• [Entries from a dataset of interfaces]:

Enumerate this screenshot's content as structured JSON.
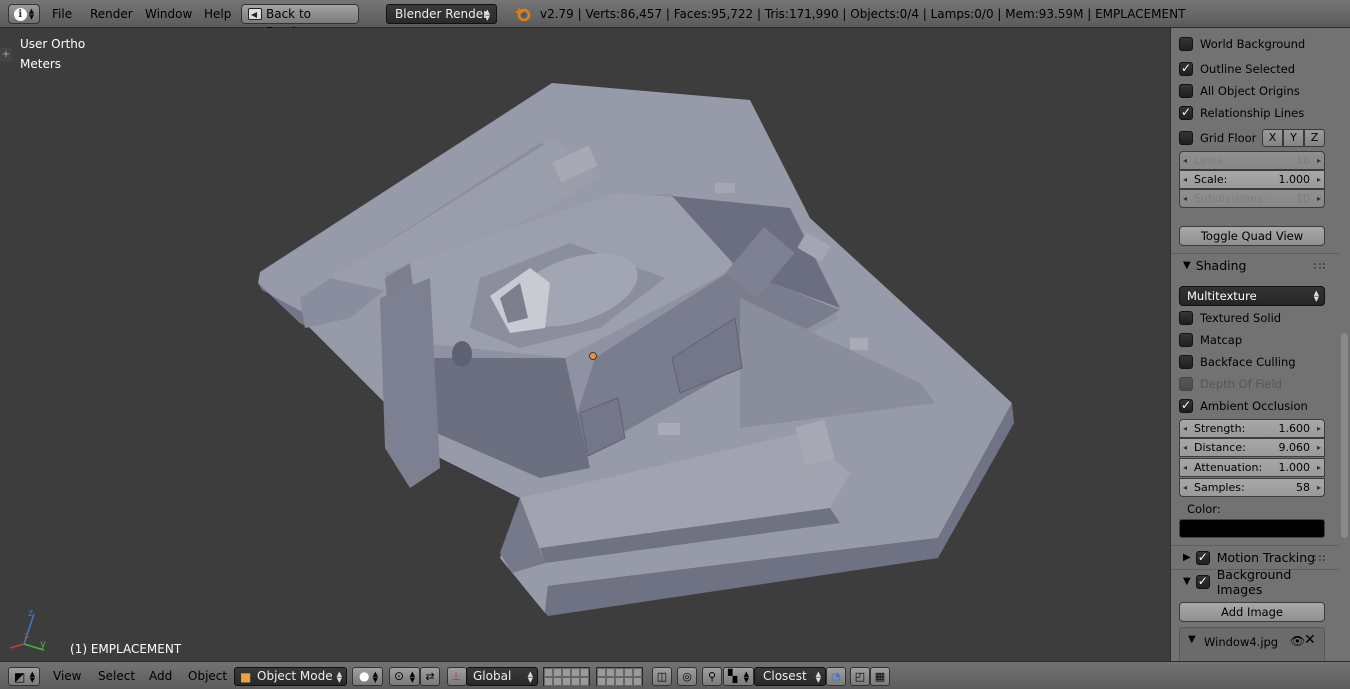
{
  "header": {
    "info_icon": "info-icon",
    "menus": [
      "File",
      "Render",
      "Window",
      "Help"
    ],
    "back_button": "Back to Previous",
    "render_engine": "Blender Render",
    "stats": "v2.79 | Verts:86,457 | Faces:95,722 | Tris:171,990 | Objects:0/4 | Lamps:0/0 | Mem:93.59M | EMPLACEMENT"
  },
  "viewport": {
    "view_name": "User Ortho",
    "units": "Meters",
    "object_label": "(1) EMPLACEMENT",
    "axis_labels": {
      "x": "x",
      "y": "y",
      "z": "z"
    },
    "model_color": "#8e8fa0",
    "background_color": "#3d3d3d"
  },
  "panel": {
    "display_checkboxes": [
      {
        "label": "World Background",
        "checked": false
      },
      {
        "label": "Outline Selected",
        "checked": true
      },
      {
        "label": "All Object Origins",
        "checked": false
      },
      {
        "label": "Relationship Lines",
        "checked": true
      },
      {
        "label": "Grid Floor",
        "checked": false
      }
    ],
    "grid_axes": [
      "X",
      "Y",
      "Z"
    ],
    "grid_fields": [
      {
        "label": "Lines:",
        "value": "16",
        "disabled": true
      },
      {
        "label": "Scale:",
        "value": "1.000",
        "disabled": false
      },
      {
        "label": "Subdivisions:",
        "value": "10",
        "disabled": true
      }
    ],
    "toggle_quad_view": "Toggle Quad View",
    "shading": {
      "title": "Shading",
      "mode": "Multitexture",
      "checkboxes": [
        {
          "label": "Textured Solid",
          "checked": false,
          "disabled": false
        },
        {
          "label": "Matcap",
          "checked": false,
          "disabled": false
        },
        {
          "label": "Backface Culling",
          "checked": false,
          "disabled": false
        },
        {
          "label": "Depth Of Field",
          "checked": false,
          "disabled": true
        },
        {
          "label": "Ambient Occlusion",
          "checked": true,
          "disabled": false
        }
      ],
      "ao_fields": [
        {
          "label": "Strength:",
          "value": "1.600"
        },
        {
          "label": "Distance:",
          "value": "9.060"
        },
        {
          "label": "Attenuation:",
          "value": "1.000"
        },
        {
          "label": "Samples:",
          "value": "58"
        }
      ],
      "color_label": "Color:",
      "color_value": "#000000"
    },
    "motion_tracking": {
      "title": "Motion Tracking",
      "checked": true
    },
    "background_images": {
      "title": "Background Images",
      "checked": true
    },
    "add_image": "Add Image",
    "image_item": "Window4.jpg"
  },
  "footer": {
    "menus": [
      "View",
      "Select",
      "Add",
      "Object"
    ],
    "mode": "Object Mode",
    "orientation": "Global",
    "snap_target": "Closest"
  }
}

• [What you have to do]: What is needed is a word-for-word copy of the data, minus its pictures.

• [Task output]:
Enumerate this screenshot's content as structured JSON.
{
  "header": {
    "info_icon": "info-icon",
    "menus": [
      "File",
      "Render",
      "Window",
      "Help"
    ],
    "back_button": "Back to Previous",
    "render_engine": "Blender Render",
    "stats": "v2.79 | Verts:86,457 | Faces:95,722 | Tris:171,990 | Objects:0/4 | Lamps:0/0 | Mem:93.59M | EMPLACEMENT"
  },
  "viewport": {
    "view_name": "User Ortho",
    "units": "Meters",
    "object_label": "(1) EMPLACEMENT",
    "axis_labels": {
      "x": "x",
      "y": "y",
      "z": "z"
    },
    "model_color": "#8e8fa0",
    "background_color": "#3d3d3d"
  },
  "panel": {
    "display_checkboxes": [
      {
        "label": "World Background",
        "checked": false
      },
      {
        "label": "Outline Selected",
        "checked": true
      },
      {
        "label": "All Object Origins",
        "checked": false
      },
      {
        "label": "Relationship Lines",
        "checked": true
      },
      {
        "label": "Grid Floor",
        "checked": false
      }
    ],
    "grid_axes": [
      "X",
      "Y",
      "Z"
    ],
    "grid_fields": [
      {
        "label": "Lines:",
        "value": "16",
        "disabled": true
      },
      {
        "label": "Scale:",
        "value": "1.000",
        "disabled": false
      },
      {
        "label": "Subdivisions:",
        "value": "10",
        "disabled": true
      }
    ],
    "toggle_quad_view": "Toggle Quad View",
    "shading": {
      "title": "Shading",
      "mode": "Multitexture",
      "checkboxes": [
        {
          "label": "Textured Solid",
          "checked": false,
          "disabled": false
        },
        {
          "label": "Matcap",
          "checked": false,
          "disabled": false
        },
        {
          "label": "Backface Culling",
          "checked": false,
          "disabled": false
        },
        {
          "label": "Depth Of Field",
          "checked": false,
          "disabled": true
        },
        {
          "label": "Ambient Occlusion",
          "checked": true,
          "disabled": false
        }
      ],
      "ao_fields": [
        {
          "label": "Strength:",
          "value": "1.600"
        },
        {
          "label": "Distance:",
          "value": "9.060"
        },
        {
          "label": "Attenuation:",
          "value": "1.000"
        },
        {
          "label": "Samples:",
          "value": "58"
        }
      ],
      "color_label": "Color:",
      "color_value": "#000000"
    },
    "motion_tracking": {
      "title": "Motion Tracking",
      "checked": true
    },
    "background_images": {
      "title": "Background Images",
      "checked": true
    },
    "add_image": "Add Image",
    "image_item": "Window4.jpg"
  },
  "footer": {
    "menus": [
      "View",
      "Select",
      "Add",
      "Object"
    ],
    "mode": "Object Mode",
    "orientation": "Global",
    "snap_target": "Closest"
  }
}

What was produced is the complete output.